[Provided data]

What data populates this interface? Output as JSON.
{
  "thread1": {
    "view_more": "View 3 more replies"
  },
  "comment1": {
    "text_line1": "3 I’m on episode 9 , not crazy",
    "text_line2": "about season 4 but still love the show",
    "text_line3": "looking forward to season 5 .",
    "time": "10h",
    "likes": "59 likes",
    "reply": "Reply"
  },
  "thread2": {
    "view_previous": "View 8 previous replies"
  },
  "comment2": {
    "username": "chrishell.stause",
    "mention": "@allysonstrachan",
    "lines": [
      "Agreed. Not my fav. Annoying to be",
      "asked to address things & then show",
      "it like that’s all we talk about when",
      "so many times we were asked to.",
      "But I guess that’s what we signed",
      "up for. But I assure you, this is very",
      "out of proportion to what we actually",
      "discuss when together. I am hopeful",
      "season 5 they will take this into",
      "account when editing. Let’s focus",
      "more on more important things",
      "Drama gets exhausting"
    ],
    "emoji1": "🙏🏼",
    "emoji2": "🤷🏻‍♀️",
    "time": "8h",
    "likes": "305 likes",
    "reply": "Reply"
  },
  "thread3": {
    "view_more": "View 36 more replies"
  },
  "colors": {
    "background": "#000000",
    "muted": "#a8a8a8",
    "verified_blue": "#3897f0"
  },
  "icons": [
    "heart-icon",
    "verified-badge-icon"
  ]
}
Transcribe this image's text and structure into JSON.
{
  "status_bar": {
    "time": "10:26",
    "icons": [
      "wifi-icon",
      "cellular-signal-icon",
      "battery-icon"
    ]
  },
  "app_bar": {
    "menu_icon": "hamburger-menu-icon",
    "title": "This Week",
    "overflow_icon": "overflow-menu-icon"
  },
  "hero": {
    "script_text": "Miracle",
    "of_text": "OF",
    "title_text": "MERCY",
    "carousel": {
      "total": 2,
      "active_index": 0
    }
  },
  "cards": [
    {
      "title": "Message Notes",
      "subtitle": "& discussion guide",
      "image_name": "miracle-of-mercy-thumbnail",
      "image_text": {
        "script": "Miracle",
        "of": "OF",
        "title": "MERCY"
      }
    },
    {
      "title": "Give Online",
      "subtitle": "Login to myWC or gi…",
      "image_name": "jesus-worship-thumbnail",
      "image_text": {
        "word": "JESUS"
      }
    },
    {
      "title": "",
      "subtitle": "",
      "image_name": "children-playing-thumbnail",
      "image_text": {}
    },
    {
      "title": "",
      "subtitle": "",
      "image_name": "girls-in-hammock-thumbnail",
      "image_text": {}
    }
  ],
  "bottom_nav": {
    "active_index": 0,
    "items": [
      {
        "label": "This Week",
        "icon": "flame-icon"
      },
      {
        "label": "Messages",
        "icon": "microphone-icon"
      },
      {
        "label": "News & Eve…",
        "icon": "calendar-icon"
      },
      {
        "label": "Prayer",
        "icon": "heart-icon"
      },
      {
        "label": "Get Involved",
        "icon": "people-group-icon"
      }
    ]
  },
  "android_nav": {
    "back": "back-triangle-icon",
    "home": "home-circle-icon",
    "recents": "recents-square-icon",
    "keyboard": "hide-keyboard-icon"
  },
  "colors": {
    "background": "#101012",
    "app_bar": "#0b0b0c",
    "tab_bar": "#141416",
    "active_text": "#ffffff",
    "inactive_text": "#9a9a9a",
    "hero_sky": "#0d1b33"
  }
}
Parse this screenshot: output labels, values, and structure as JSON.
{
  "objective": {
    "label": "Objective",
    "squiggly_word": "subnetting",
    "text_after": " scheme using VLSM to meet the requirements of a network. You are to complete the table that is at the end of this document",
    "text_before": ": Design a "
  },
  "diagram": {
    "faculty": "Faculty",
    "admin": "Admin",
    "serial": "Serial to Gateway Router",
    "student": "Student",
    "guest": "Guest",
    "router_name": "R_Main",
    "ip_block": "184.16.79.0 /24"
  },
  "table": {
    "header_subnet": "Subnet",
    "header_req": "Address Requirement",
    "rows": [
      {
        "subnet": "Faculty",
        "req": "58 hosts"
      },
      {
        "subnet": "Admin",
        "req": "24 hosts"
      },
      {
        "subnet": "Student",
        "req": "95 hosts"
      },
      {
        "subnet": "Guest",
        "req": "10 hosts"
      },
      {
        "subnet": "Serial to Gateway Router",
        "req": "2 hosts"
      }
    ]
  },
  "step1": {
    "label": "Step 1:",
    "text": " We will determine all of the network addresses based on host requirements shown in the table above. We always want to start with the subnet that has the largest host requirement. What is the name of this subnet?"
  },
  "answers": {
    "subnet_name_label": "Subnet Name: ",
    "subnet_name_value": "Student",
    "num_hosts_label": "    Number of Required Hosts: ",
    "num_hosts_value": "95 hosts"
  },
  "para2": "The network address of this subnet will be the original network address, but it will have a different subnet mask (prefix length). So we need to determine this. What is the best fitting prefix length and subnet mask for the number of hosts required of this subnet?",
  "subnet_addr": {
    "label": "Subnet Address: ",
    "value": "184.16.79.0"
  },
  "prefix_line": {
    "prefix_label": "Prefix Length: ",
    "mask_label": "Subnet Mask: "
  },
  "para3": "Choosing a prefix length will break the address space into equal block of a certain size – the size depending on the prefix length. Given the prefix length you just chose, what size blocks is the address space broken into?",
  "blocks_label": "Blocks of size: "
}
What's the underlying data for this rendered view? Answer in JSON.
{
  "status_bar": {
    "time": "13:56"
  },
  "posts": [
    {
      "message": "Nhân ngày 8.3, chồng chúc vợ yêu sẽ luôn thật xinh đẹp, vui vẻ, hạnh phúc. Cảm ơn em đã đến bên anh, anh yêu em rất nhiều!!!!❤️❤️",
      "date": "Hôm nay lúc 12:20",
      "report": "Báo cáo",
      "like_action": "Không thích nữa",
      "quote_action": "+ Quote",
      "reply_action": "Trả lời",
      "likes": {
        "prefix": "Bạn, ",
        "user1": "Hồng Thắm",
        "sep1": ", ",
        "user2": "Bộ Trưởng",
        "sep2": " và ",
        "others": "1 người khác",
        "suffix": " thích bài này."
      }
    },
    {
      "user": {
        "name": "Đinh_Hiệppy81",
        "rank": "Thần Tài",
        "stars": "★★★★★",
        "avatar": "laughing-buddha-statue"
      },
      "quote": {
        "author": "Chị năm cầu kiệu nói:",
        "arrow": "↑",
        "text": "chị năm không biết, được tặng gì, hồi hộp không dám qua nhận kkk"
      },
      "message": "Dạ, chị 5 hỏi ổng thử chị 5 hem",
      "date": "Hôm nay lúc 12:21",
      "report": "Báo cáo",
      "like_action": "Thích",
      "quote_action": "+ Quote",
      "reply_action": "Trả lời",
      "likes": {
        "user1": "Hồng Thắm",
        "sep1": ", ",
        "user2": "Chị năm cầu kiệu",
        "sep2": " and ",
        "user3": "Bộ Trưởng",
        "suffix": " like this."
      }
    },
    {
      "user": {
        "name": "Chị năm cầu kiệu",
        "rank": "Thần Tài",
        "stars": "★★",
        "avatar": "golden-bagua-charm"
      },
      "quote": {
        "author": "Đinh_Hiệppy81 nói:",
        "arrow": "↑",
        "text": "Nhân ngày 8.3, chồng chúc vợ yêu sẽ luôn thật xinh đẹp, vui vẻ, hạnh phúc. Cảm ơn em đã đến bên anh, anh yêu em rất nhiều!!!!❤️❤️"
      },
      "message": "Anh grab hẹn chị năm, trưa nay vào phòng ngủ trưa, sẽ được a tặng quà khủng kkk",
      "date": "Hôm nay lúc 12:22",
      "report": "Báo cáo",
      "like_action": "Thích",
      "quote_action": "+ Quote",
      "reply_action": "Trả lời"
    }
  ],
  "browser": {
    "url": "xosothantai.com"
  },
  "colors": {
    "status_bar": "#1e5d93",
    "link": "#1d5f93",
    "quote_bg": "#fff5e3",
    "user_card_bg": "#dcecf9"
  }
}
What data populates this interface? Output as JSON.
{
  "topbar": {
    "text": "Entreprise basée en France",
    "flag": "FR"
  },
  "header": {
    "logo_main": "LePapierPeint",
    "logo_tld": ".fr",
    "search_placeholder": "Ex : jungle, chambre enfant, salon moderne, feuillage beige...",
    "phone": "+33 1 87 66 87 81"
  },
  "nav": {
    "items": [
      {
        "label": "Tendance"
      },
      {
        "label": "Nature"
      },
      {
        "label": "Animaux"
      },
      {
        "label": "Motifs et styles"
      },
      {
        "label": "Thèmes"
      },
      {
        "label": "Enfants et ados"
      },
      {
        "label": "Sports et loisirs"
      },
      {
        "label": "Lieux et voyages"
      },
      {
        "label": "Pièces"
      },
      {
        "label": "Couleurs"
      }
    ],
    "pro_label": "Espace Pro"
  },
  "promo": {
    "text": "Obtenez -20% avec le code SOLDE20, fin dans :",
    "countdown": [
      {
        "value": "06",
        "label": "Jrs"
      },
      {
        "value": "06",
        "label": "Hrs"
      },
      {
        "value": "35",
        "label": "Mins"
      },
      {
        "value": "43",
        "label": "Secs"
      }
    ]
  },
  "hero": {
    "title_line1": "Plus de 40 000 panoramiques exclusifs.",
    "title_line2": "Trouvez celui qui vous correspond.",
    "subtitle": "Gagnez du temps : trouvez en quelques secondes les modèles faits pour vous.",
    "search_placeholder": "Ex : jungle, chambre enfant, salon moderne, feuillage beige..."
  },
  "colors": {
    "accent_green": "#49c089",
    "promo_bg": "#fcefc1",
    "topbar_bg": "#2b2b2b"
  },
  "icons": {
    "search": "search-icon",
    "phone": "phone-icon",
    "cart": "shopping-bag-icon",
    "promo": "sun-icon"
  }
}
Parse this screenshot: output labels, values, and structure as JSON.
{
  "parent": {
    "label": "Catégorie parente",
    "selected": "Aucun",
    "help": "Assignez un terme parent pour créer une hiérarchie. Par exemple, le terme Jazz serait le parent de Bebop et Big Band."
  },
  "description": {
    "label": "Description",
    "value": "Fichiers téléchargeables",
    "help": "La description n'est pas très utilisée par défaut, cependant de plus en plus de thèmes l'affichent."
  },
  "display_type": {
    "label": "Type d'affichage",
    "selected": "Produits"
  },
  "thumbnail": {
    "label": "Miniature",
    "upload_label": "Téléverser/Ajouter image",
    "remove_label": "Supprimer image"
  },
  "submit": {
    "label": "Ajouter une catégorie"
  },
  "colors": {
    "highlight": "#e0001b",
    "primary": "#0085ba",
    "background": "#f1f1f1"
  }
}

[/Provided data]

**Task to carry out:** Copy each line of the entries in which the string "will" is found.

**Solution below:**
      "season 5 they will take this into",
    "text": " We will determine all of the network addresses based on host requirements shown in the table above. We always want to start with the subnet that has the largest host requirement. What is the name of this subnet?"
  "para2": "The network address of this subnet will be the original network address, but it will have a different subnet mask (prefix length). So we need to determine this. What is the best fitting prefix length and subnet mask for the number of hosts required of this subnet?",
  "para3": "Choosing a prefix length will break the address space into equal block of a certain size – the size depending on the prefix length. Given the prefix length you just chose, what size blocks is the address space broken into?",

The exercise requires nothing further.